*** Opening EXTRACTED INFORMATION ***

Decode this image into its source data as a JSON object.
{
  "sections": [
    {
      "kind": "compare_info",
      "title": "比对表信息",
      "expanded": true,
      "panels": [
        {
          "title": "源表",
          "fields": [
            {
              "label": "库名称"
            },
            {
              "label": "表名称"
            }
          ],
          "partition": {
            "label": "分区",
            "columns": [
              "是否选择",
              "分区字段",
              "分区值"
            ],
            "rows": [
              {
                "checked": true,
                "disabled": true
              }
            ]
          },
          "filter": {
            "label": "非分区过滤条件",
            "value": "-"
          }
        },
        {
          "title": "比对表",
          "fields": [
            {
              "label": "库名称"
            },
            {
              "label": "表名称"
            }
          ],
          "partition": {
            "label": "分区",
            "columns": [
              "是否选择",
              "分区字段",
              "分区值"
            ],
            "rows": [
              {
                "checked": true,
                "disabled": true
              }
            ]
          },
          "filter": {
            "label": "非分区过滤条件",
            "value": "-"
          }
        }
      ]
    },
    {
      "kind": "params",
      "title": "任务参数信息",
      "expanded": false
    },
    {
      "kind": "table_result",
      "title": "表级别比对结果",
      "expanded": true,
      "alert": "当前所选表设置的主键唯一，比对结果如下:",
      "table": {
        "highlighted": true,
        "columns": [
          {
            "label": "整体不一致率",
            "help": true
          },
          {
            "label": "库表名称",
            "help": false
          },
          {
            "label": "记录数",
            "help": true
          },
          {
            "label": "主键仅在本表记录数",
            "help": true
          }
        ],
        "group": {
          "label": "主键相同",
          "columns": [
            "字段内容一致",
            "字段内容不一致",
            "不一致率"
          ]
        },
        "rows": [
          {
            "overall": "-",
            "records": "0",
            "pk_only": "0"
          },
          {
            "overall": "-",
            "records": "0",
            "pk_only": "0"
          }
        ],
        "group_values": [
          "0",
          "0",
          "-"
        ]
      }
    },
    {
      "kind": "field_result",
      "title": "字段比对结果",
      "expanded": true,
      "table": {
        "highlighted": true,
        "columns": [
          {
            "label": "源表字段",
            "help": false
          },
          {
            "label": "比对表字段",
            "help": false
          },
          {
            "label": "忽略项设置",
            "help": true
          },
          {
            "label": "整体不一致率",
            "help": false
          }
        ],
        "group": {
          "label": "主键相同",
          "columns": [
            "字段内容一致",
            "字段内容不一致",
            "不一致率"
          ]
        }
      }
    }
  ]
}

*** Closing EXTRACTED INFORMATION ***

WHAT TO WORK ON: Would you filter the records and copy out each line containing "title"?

EXERCISE RESULT:
      "title": "比对表信息",
          "title": "源表",
          "title": "比对表",
      "title": "任务参数信息",
      "title": "表级别比对结果",
      "title": "字段比对结果",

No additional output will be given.